Diamond and I washed the vegetables and I gave her a knife to start slicing the carrots. After a little coaching, she was on a roll and slicing like a pro. I complimented her and she said, “My mom never lets me do this. I don’t know why.” I fought down a small moment of panic when I realized I had given her a very sharp knife before asking how experienced she was. But I figured I had plenty of bandaids and the best way to learn is by doing. And then I handed her the cucumber to cut up, too.
As she sliced away, I popped a piece of cucumber in my mouth and crunched in satisfaction. “Mmmmm,” I said. “This is what you get to do when you’re the cook, and we’re the cooks!”
Diamond raised an eyebrow. “Can I try one, too?” she asked.
She tentatively put a cucumber slice in her mouth and chewed thoughtfully. Then both eyebrows shot up. “I do like cucumbers!” she exclaimed. “I don’t know why I said I didn’t!” I had to laugh.
In fact, there was a lot of giggling that went on as we sliced and diced, stirred and mixed. Miyani declared she was an Italian chef, so Diamond became an English chef and I was a French chef. We proceeded to narrate what we were doing in our respective accents. That is, until the giggles made it hard to understand!
There was also a lot of mess-making. Run-away carrot slices made a break for freedom across the kitchen floor and barbecued beef dribbled down the stove. But, the girls learned my favorite cooking adage: Good cooks make a mess! So each time some messy mishap occurred we laughed and declared what good cooks we must be! Diamond was fascinated by the designs on wash cloth, napkins, and paper towels we used to clean up our messes. “Miss Amy,” she said to me later. “Your house is like a dollhouse. Everything is decorated—even the paper towels!”
When our meal was ready, we sat down and put our napkins on our laps like proper ladies. I even let the girls light the candles so we could dine by candlelight. Wanting to make sure the girls were comfortable with this new dish, I was going to show them how to eat it with their hands. “Oh, no, Miss Amy,” Miyani chided. “We’re ladies. We have to eat it with a fork and knife.” I laughed again. Here I was so concerned about teaching these ladies proper table manners and they had shown me up! So, like ladies, we ate with forks and knives.
I was so pleased with the girls. They were polite, respectful, eager to please, and quick to help. I had envisioned a battle getting Miyani to try some of the corn, but she took a small helping without complaint and finished it all. Diamond even made sure to eat all of her barbecued beef, saying she didn’t want to be rude . Everybody helped clean up and did so cheerfully.
Next, it was time to bake brownies for dessert. More messes were made, but they were chocolate messes and a lot of fun to clean up! Diamond was excited to use a spatula that was also decorated!

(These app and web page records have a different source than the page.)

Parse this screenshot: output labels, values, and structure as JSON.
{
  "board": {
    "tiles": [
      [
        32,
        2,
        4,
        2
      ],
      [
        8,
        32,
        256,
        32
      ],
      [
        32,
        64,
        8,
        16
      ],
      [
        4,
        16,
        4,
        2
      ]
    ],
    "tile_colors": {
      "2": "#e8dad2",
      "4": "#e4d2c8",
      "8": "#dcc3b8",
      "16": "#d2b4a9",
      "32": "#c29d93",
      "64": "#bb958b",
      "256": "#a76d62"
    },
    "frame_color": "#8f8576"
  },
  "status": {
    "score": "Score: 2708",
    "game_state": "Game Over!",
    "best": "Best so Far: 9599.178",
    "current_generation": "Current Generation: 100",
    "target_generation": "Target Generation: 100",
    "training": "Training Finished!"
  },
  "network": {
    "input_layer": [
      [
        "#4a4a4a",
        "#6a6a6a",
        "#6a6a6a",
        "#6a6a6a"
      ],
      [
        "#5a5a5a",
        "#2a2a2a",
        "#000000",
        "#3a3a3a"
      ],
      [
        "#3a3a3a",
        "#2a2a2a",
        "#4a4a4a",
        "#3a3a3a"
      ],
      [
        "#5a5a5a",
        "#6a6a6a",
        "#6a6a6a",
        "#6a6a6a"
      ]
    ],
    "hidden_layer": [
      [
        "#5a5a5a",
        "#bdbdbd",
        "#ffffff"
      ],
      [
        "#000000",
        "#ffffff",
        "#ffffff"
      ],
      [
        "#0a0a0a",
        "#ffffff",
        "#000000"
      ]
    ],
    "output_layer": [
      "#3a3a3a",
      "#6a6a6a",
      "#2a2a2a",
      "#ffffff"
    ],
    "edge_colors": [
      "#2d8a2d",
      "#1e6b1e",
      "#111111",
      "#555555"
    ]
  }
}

I am using the book, Lies Young Women Believe and the Truth That Sets Them Free by Nancy Leigh DeMoss and Dannah Gresh. It covers a range of topics teen and pre-teen girls may face such as, “Beautiful girls are worth more,” “I can’t overcome my sin,” “It’s not really sex,” “I need a boyfriend,” “God is not really involved in my life” and “Having a career outside the home is more valuable and fulfilling than being ‘just’ a wife and mom” to name a few. We covered the introduction and took a little quiz to see in what areas of our lives we may be believing unbiblical lies.
The evening ended with packaging up samples of our cooking for the girls to take home to their families. I drove them home and watched to make sure they got to their apartments safely.

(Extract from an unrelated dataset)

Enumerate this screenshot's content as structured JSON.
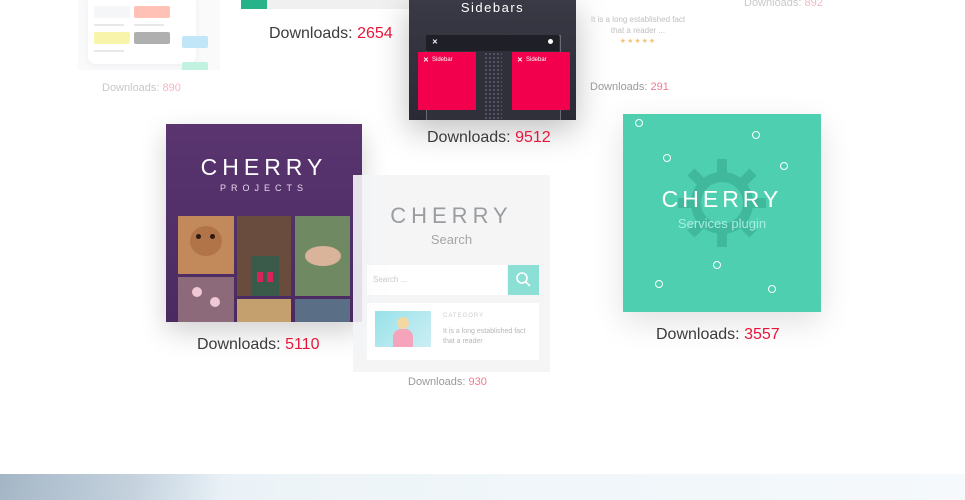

It had been an incredibly fun time and I am still thanking God that everything went so smoothly and pleasantly. I was, however, pretty tired. How do you parent people do this all day every day?
Still, I am very much looking forward to next month and will pray, as I have been, that our times together will be glorifying to God and will cause us all to grow.
Now, what shall we cook in February? Hmmm…